Return each line of the data that follows exactly as it reads.

_____

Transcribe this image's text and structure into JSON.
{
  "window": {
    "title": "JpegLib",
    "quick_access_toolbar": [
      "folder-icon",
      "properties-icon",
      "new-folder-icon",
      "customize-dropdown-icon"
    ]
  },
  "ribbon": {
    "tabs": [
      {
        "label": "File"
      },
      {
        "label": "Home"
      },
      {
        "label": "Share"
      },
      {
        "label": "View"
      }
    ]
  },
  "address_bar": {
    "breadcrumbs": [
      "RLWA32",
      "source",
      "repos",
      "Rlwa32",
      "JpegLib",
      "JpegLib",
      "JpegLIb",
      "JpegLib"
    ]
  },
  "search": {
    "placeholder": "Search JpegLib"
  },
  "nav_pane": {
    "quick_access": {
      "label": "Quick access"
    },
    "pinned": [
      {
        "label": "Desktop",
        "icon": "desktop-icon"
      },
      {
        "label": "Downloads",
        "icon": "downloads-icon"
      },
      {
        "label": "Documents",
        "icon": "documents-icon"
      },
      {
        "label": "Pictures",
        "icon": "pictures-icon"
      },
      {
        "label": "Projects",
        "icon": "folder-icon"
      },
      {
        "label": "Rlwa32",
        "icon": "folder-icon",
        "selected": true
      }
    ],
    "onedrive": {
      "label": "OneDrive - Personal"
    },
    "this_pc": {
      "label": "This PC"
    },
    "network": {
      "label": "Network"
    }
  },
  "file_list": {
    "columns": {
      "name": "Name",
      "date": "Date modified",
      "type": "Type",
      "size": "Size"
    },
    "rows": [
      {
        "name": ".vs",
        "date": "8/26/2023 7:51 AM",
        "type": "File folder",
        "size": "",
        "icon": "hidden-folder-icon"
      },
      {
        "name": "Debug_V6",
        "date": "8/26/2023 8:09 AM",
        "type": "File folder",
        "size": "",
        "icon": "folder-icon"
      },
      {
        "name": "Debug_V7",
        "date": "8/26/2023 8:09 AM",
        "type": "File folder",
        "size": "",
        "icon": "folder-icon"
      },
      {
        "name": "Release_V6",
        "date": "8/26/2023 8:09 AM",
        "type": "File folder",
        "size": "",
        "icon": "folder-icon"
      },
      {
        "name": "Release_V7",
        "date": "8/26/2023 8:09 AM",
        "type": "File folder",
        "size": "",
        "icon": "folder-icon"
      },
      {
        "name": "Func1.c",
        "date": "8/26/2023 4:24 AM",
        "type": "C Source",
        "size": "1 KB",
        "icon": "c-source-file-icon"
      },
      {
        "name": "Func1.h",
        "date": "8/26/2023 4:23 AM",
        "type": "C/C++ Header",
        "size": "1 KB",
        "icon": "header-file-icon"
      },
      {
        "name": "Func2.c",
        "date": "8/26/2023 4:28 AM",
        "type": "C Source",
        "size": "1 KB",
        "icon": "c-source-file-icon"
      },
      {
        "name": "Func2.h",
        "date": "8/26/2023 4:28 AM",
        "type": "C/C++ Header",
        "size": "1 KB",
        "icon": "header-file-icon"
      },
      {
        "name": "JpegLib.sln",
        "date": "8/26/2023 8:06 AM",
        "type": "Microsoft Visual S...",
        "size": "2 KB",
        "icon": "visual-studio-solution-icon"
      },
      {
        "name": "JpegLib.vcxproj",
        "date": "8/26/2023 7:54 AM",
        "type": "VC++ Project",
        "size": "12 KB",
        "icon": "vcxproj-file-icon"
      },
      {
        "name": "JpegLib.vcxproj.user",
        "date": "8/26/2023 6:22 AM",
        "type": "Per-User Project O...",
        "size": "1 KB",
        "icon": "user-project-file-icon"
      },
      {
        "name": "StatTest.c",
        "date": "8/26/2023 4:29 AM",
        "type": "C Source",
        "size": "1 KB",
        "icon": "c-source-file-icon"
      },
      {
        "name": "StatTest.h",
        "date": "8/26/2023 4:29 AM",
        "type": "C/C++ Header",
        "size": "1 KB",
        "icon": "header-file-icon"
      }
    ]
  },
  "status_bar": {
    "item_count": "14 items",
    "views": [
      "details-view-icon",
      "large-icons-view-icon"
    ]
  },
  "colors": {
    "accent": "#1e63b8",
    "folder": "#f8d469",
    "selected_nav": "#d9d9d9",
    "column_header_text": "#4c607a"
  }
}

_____

● Expected output
Transcribe this image's text and structure into JSON.
{
  "window": {
    "title": "JpegLib",
    "quick_access_toolbar": [
      "folder-icon",
      "properties-icon",
      "new-folder-icon",
      "customize-dropdown-icon"
    ]
  },
  "ribbon": {
    "tabs": [
      {
        "label": "File"
      },
      {
        "label": "Home"
      },
      {
        "label": "Share"
      },
      {
        "label": "View"
      }
    ]
  },
  "address_bar": {
    "breadcrumbs": [
      "RLWA32",
      "source",
      "repos",
      "Rlwa32",
      "JpegLib",
      "JpegLib",
      "JpegLIb",
      "JpegLib"
    ]
  },
  "search": {
    "placeholder": "Search JpegLib"
  },
  "nav_pane": {
    "quick_access": {
      "label": "Quick access"
    },
    "pinned": [
      {
        "label": "Desktop",
        "icon": "desktop-icon"
      },
      {
        "label": "Downloads",
        "icon": "downloads-icon"
      },
      {
        "label": "Documents",
        "icon": "documents-icon"
      },
      {
        "label": "Pictures",
        "icon": "pictures-icon"
      },
      {
        "label": "Projects",
        "icon": "folder-icon"
      },
      {
        "label": "Rlwa32",
        "icon": "folder-icon",
        "selected": true
      }
    ],
    "onedrive": {
      "label": "OneDrive - Personal"
    },
    "this_pc": {
      "label": "This PC"
    },
    "network": {
      "label": "Network"
    }
  },
  "file_list": {
    "columns": {
      "name": "Name",
      "date": "Date modified",
      "type": "Type",
      "size": "Size"
    },
    "rows": [
      {
        "name": ".vs",
        "date": "8/26/2023 7:51 AM",
        "type": "File folder",
        "size": "",
        "icon": "hidden-folder-icon"
      },
      {
        "name": "Debug_V6",
        "date": "8/26/2023 8:09 AM",
        "type": "File folder",
        "size": "",
        "icon": "folder-icon"
      },
      {
        "name": "Debug_V7",
        "date": "8/26/2023 8:09 AM",
        "type": "File folder",
        "size": "",
        "icon": "folder-icon"
      },
      {
        "name": "Release_V6",
        "date": "8/26/2023 8:09 AM",
        "type": "File folder",
        "size": "",
        "icon": "folder-icon"
      },
      {
        "name": "Release_V7",
        "date": "8/26/2023 8:09 AM",
        "type": "File folder",
        "size": "",
        "icon": "folder-icon"
      },
      {
        "name": "Func1.c",
        "date": "8/26/2023 4:24 AM",
        "type": "C Source",
        "size": "1 KB",
        "icon": "c-source-file-icon"
      },
      {
        "name": "Func1.h",
        "date": "8/26/2023 4:23 AM",
        "type": "C/C++ Header",
        "size": "1 KB",
        "icon": "header-file-icon"
      },
      {
        "name": "Func2.c",
        "date": "8/26/2023 4:28 AM",
        "type": "C Source",
        "size": "1 KB",
        "icon": "c-source-file-icon"
      },
      {
        "name": "Func2.h",
        "date": "8/26/2023 4:28 AM",
        "type": "C/C++ Header",
        "size": "1 KB",
        "icon": "header-file-icon"
      },
      {
        "name": "JpegLib.sln",
        "date": "8/26/2023 8:06 AM",
        "type": "Microsoft Visual S...",
        "size": "2 KB",
        "icon": "visual-studio-solution-icon"
      },
      {
        "name": "JpegLib.vcxproj",
        "date": "8/26/2023 7:54 AM",
        "type": "VC++ Project",
        "size": "12 KB",
        "icon": "vcxproj-file-icon"
      },
      {
        "name": "JpegLib.vcxproj.user",
        "date": "8/26/2023 6:22 AM",
        "type": "Per-User Project O...",
        "size": "1 KB",
        "icon": "user-project-file-icon"
      },
      {
        "name": "StatTest.c",
        "date": "8/26/2023 4:29 AM",
        "type": "C Source",
        "size": "1 KB",
        "icon": "c-source-file-icon"
      },
      {
        "name": "StatTest.h",
        "date": "8/26/2023 4:29 AM",
        "type": "C/C++ Header",
        "size": "1 KB",
        "icon": "header-file-icon"
      }
    ]
  },
  "status_bar": {
    "item_count": "14 items",
    "views": [
      "details-view-icon",
      "large-icons-view-icon"
    ]
  },
  "colors": {
    "accent": "#1e63b8",
    "folder": "#f8d469",
    "selected_nav": "#d9d9d9",
    "column_header_text": "#4c607a"
  }
}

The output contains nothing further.